I spent the rest of the meeting feeling like I shouldn’t be there, like something was dreadfully wrong, but I couldn’t quite figure out what it was. I had the vague sense that the other people in the room were not my peers, with the possible exception of the woman in charge, only she’d not recognized me as such.

Years later, I can finally admit that I was being prejudiced, as was the lady running the meeting.

NACA is a program for people with low incomes. The purpose is to help stabilize communities by keeping families in homes. It’s not about helping people profit on a financial investment; it’s about making sure they have a lasting place to live. From everything I’ve seen, it’s a great program that helps neighborhoods and advocates for homeowners.

My sense of not belonging came from recognizing that the other meeting attendees were not at our economic level. Meanwhile, the woman–whose actions should not reflect on all of NACA–had assumed Sean and I were low-income and treated us that way.

As if there is a way you are supposed to treat low-income people, as opposed to other people.

I was flummoxed that day because in my adult life I had never been treated like I was irresponsible. I’d run into sexism, but classism hadn’t touched me. I’d always been powerful enough economically to fall under the “customer is always right” umbrella, and so I hadn’t realized just how much disrespect you can face when you don’t have that power. How people can stop seeing you as an adult and start seeing you as a child.

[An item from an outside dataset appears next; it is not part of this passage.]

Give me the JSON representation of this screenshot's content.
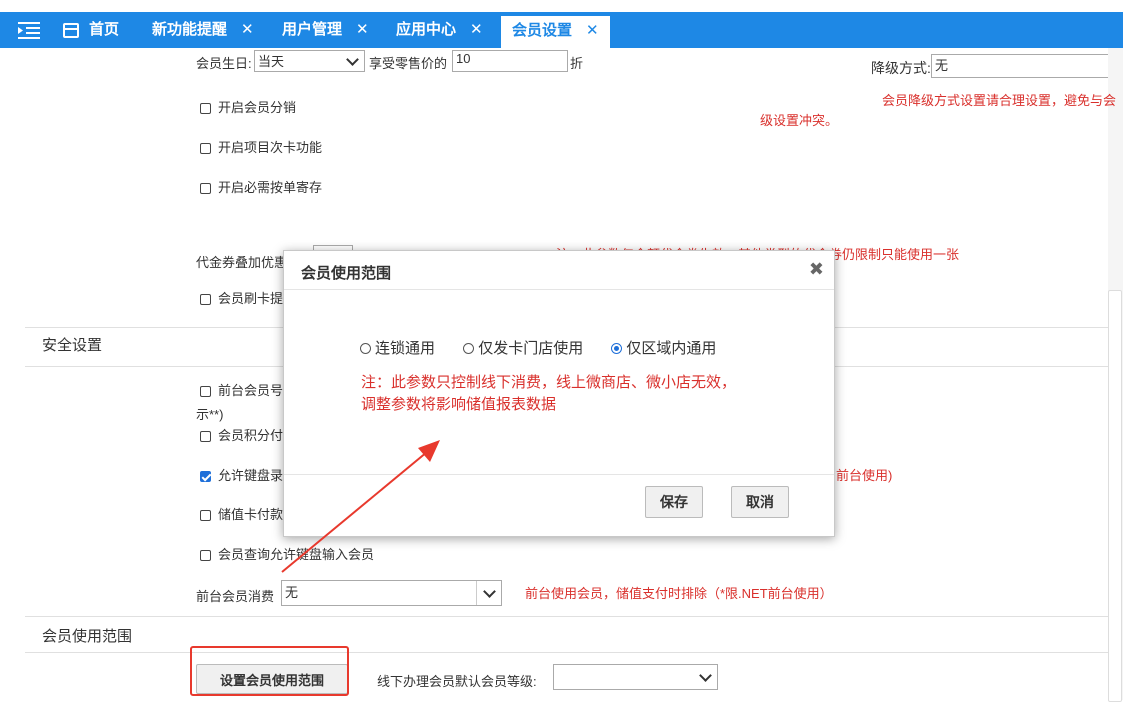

It’s not hard to imagine how your pride, work ethic, self-respect, and respect for others would suffer if you were constantly being reminded by people’s words and deeds that you were a good-for-nothing drain on society. What motivation do you have to prove them wrong…especially when there doesn’t seem to be a way out of your situation? (Upward mobility has pretty much ceased to exist in this country.) I was shocked and confused by one small interaction, and it took years for me to see it for what it was. Imagine a lifetime of that. Imagine being indoctrinated into a culture of utter disrespect.

It’s easy to say that you can avoid this sort of treatment by doing everything right. But, first of all, it is impossible to do everything right. Everyone has different expectations and everyone has different circumstances. You can’t meet everyone’s expectations at all times, and no one can meet all of your expectations. Further, that statement isn’t even true. Even if you somehow manage to do everything perfectly by the book, in such a way that no one can complain about your behavior, there will still be people who will judge you based on other factors. People who will dismiss you outright without even getting to know you.

I see it every day, with every “Drug tests for welfare!” and “Food stamps teach people to be dependent on the system!” email forward and Facebook post.

These blanket statements imply that without regard to individual circumstances, all lower income people are unreliable and can’t be trusted and should be cut off. Well, I suppose the issue of poverty would go away if everyone who was poor simply died, but that’s not really a solution I can get behind.

The real issue here, the problem that is causing the cycle of poverty, is a lack of people willing to respect and take chances on other people. The government does what it can, but government can’t fix this. Only community has the power to right this wrong. Currently, the community seems to be split between people who pretend not to see and people who actively spew hate. As long as this continues, we’re not going to see any improvement.

As long as we look at other people and classify them based on how much money we think they make, we are not an equal opportunity society.